- It reveals vulnerabilities and flaws and demonstrates the access someone can have through the discovered issues. This helps to proactively eliminate potential risks and prioritize corrective measures required for them.
- It gives a view of real security risks and their consequences for a specific part of a system.
- It demonstrates the efficiency or inefficiency of the existing controls and how they are established and maintained.
- It shapes information security strategies in a company.
Let’s have a look at what does penetration testing involve and what steps should be performed?
What Are the Stages of Penetration Testing?
Only systems that are legally allowed to conduct testing are permitted for that. Any unauthorized access to another system is strictly forbidden. A quality test cannot be started without a goal and objective that have to be followed and achieved, no matter whether it is to break into a particular system or to find a hackable one. It mimics the strategies used by a hacker and can be split into small, manageable tasks.
Team of testers that simulate attacks typically follow a certain algorithm that includes next phases of penetration testing:
- Planning & reconnaissance. A tester collects data on the target that is going to be under test. He/she conducts thorough research of publicly available information and interacts with the system directly.
- Vulnerability scanning. A tester finds potential vulnerabilities by narrowing them down and classifying what can be exploited.
- Exploitation. A tester designs an attack and gains control over the system. This step is the realization of the identified flaws.
- Maintaining access. A tester identifies the kind of data that can be revealed and illegally transferred, demonstrating the potential impact of that. A report that indicates every step and tool used during the process is created. What has been found? What are the recommendations for remediation?
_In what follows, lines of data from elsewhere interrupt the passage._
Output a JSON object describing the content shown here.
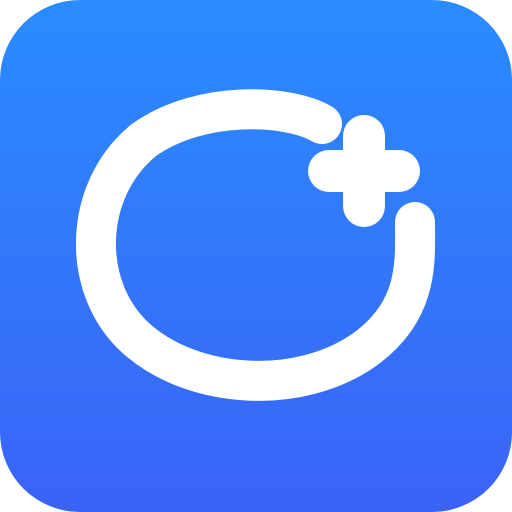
{
  "icon": {
    "name": "app-icon",
    "symbol": "ring-with-plus",
    "colors": {
      "gradient_top": "#2a8cff",
      "gradient_bottom": "#3a63f7",
      "glyph": "#ffffff"
    }
  }
}
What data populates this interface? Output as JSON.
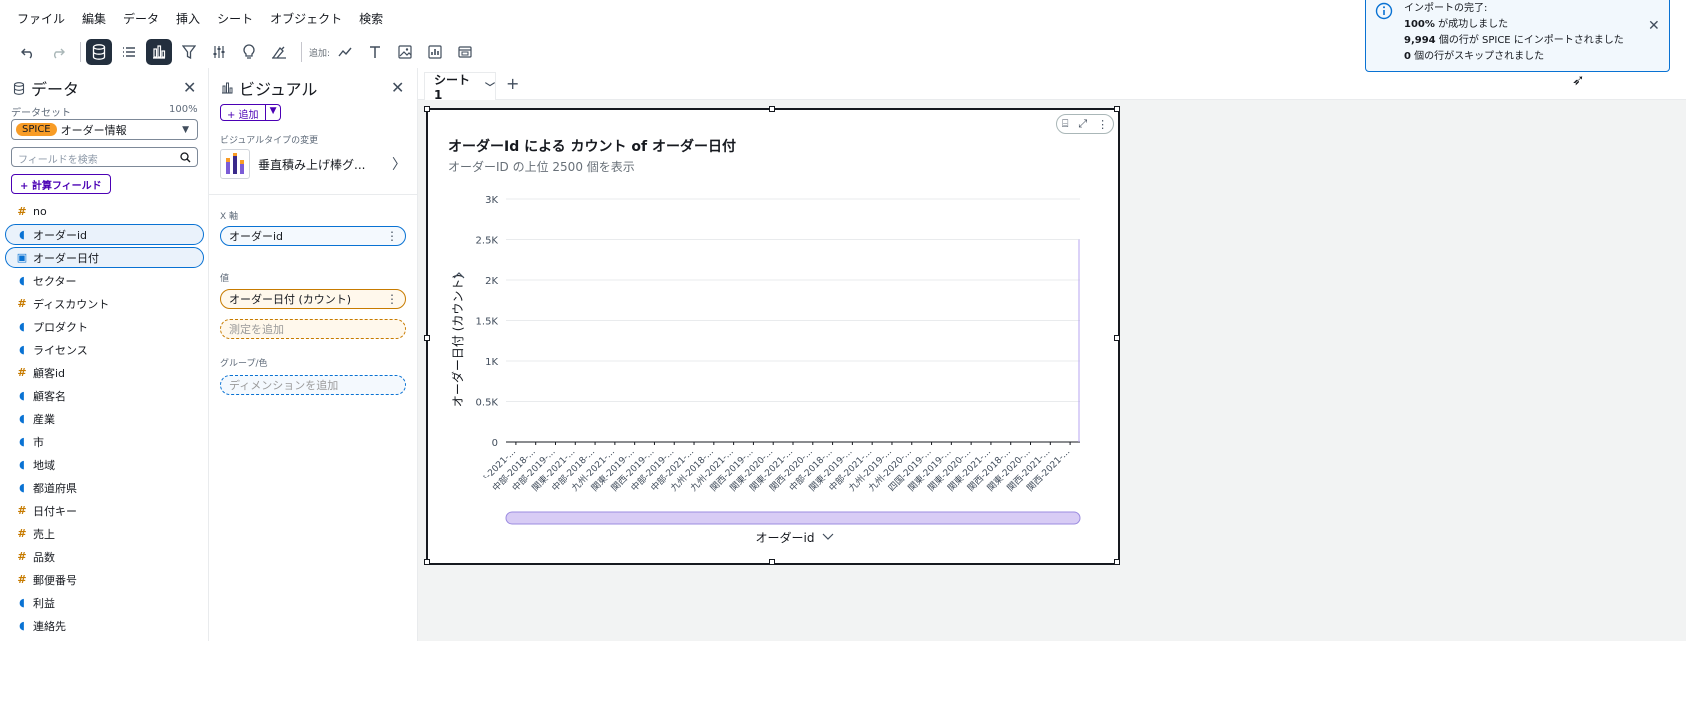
{
  "menu": [
    "ファイル",
    "編集",
    "データ",
    "挿入",
    "シート",
    "オブジェクト",
    "検索"
  ],
  "toolbar": {
    "add_label": "追加:"
  },
  "data_panel": {
    "title": "データ",
    "dataset_label": "データセット",
    "dataset_pct": "100%",
    "spice": "SPICE",
    "dataset_name": "オーダー情報",
    "search_placeholder": "フィールドを検索",
    "calc_button": "+ 計算フィールド",
    "fields": [
      {
        "label": "no",
        "kind": "num"
      },
      {
        "label": "オーダーid",
        "kind": "dim"
      },
      {
        "label": "オーダー日付",
        "kind": "date"
      },
      {
        "label": "セクター",
        "kind": "dim"
      },
      {
        "label": "ディスカウント",
        "kind": "num"
      },
      {
        "label": "プロダクト",
        "kind": "dim"
      },
      {
        "label": "ライセンス",
        "kind": "dim"
      },
      {
        "label": "顧客id",
        "kind": "num"
      },
      {
        "label": "顧客名",
        "kind": "dim"
      },
      {
        "label": "産業",
        "kind": "dim"
      },
      {
        "label": "市",
        "kind": "dim"
      },
      {
        "label": "地域",
        "kind": "dim"
      },
      {
        "label": "都道府県",
        "kind": "dim"
      },
      {
        "label": "日付キー",
        "kind": "num"
      },
      {
        "label": "売上",
        "kind": "num"
      },
      {
        "label": "品数",
        "kind": "num"
      },
      {
        "label": "郵便番号",
        "kind": "num"
      },
      {
        "label": "利益",
        "kind": "dim"
      },
      {
        "label": "連絡先",
        "kind": "dim"
      }
    ]
  },
  "visual_panel": {
    "title": "ビジュアル",
    "add_button": "+ 追加",
    "visual_type_label": "ビジュアルタイプの変更",
    "visual_type": "垂直積み上げ棒グ...",
    "x_axis_label": "X 軸",
    "x_axis_field": "オーダーid",
    "value_label": "値",
    "value_field": "オーダー日付 (カウント)",
    "add_measure": "測定を追加",
    "group_label": "グループ/色",
    "add_dimension": "ディメンションを追加"
  },
  "sheet": {
    "tab": "シート 1"
  },
  "visual": {
    "title": "オーダーId による カウント of オーダー日付",
    "subtitle": "オーダーID の上位 2500 個を表示"
  },
  "chart_data": {
    "type": "bar",
    "title": "オーダーId による カウント of オーダー日付",
    "subtitle": "オーダーID の上位 2500 個を表示",
    "xlabel": "オーダーid",
    "ylabel": "オーダー日付 (カウント)",
    "ylim": [
      0,
      3000
    ],
    "yticks": [
      "0",
      "0.5K",
      "1K",
      "1.5K",
      "2K",
      "2.5K",
      "3K"
    ],
    "categories": [
      "ᵗ-2021-...",
      "中部-2018-...",
      "中部-2019-...",
      "関東-2021-...",
      "中部-2018-...",
      "九州-2021-...",
      "関東-2019-...",
      "関西-2019-...",
      "中部-2019-...",
      "中部-2021-...",
      "九州-2018-...",
      "九州-2021-...",
      "関西-2019-...",
      "関東-2020-...",
      "関東-2021-...",
      "関西-2020-...",
      "中部-2018-...",
      "関東-2019-...",
      "中部-2021-...",
      "九州-2019-...",
      "九州-2020-...",
      "四国-2019-...",
      "関東-2019-...",
      "関東-2020-...",
      "関東-2021-...",
      "関西-2018-...",
      "関東-2020-...",
      "関西-2021-...",
      "関西-2021-..."
    ],
    "grid": true
  },
  "toast": {
    "title": "インポートの完了:",
    "l1_bold": "100%",
    "l1": " が成功しました",
    "l2_bold": "9,994",
    "l2": " 個の行が SPICE にインポートされました",
    "l3_bold": "0",
    "l3": " 個の行がスキップされました"
  },
  "colors": {
    "accent": "#4b00b5",
    "spice": "#f89c26",
    "info": "#0972d3",
    "scroll": "#d8ccf5"
  }
}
Reporting on findings plays a critical part. A custom-tailored report is created based on the results obtained during the penetration testing and presented to the customer. It is a document that provides concrete directions and guidance on how to eliminate the risk of exposure. Usually, how penetration testing is performed is determined by the specific project under test. Manual and automated (framework and tools setup, which can be reused on every iteration) approaches can be applied.
How Often Should Penetration Testing Be Done?
The test can be run frequently to keep a system’s security level updated. Or you can conduct it one or two times a year. The only recommendation is to organize a security assessment at least once a year. But why is it important to continuously conduct penetration testing in some cases? Any time there is a drastic change in the system environment or an improvement in cyber policy, a new pen test is conducted. To get more out of your annual security checkup, small assessments may be carried out throughout the year.
A couple of factors define how frequently a company might need a new pen test per year: personal business risk assessment, compliance with regulations and standards, critical changes in the environment, software, and policy. All companies are different. The best option is to create a strategic security assessment plan for each of them individually.